### Task to carry out
Faithfully repeat all of the records, as they are written below.

Source data:
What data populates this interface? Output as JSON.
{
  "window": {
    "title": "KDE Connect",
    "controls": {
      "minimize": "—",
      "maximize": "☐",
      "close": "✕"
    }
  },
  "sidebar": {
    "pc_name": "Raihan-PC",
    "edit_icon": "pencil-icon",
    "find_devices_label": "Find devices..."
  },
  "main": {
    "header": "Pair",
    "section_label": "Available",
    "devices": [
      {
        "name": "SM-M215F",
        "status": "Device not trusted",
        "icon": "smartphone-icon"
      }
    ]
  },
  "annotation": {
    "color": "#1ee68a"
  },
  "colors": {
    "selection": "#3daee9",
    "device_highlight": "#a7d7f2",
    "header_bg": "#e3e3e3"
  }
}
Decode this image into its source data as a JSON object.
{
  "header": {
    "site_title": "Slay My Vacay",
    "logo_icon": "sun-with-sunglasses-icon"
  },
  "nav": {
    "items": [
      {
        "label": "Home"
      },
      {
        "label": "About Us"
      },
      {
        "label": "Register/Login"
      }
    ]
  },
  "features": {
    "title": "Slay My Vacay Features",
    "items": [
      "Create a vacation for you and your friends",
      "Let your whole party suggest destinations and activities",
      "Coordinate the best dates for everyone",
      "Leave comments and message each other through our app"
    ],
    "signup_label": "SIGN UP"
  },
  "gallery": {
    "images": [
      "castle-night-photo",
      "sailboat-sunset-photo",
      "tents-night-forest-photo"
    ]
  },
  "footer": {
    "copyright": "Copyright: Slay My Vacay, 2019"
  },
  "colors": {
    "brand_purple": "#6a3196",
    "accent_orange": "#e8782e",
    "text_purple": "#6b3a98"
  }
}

### Answer for this exercise
What data populates this interface? Output as JSON.
{
  "window": {
    "title": "KDE Connect",
    "controls": {
      "minimize": "—",
      "maximize": "☐",
      "close": "✕"
    }
  },
  "sidebar": {
    "pc_name": "Raihan-PC",
    "edit_icon": "pencil-icon",
    "find_devices_label": "Find devices..."
  },
  "main": {
    "header": "Pair",
    "section_label": "Available",
    "devices": [
      {
        "name": "SM-M215F",
        "status": "Device not trusted",
        "icon": "smartphone-icon"
      }
    ]
  },
  "annotation": {
    "color": "#1ee68a"
  },
  "colors": {
    "selection": "#3daee9",
    "device_highlight": "#a7d7f2",
    "header_bg": "#e3e3e3"
  }
}
Decode this image into its source data as a JSON object.
{
  "header": {
    "site_title": "Slay My Vacay",
    "logo_icon": "sun-with-sunglasses-icon"
  },
  "nav": {
    "items": [
      {
        "label": "Home"
      },
      {
        "label": "About Us"
      },
      {
        "label": "Register/Login"
      }
    ]
  },
  "features": {
    "title": "Slay My Vacay Features",
    "items": [
      "Create a vacation for you and your friends",
      "Let your whole party suggest destinations and activities",
      "Coordinate the best dates for everyone",
      "Leave comments and message each other through our app"
    ],
    "signup_label": "SIGN UP"
  },
  "gallery": {
    "images": [
      "castle-night-photo",
      "sailboat-sunset-photo",
      "tents-night-forest-photo"
    ]
  },
  "footer": {
    "copyright": "Copyright: Slay My Vacay, 2019"
  },
  "colors": {
    "brand_purple": "#6a3196",
    "accent_orange": "#e8782e",
    "text_purple": "#6b3a98"
  }
}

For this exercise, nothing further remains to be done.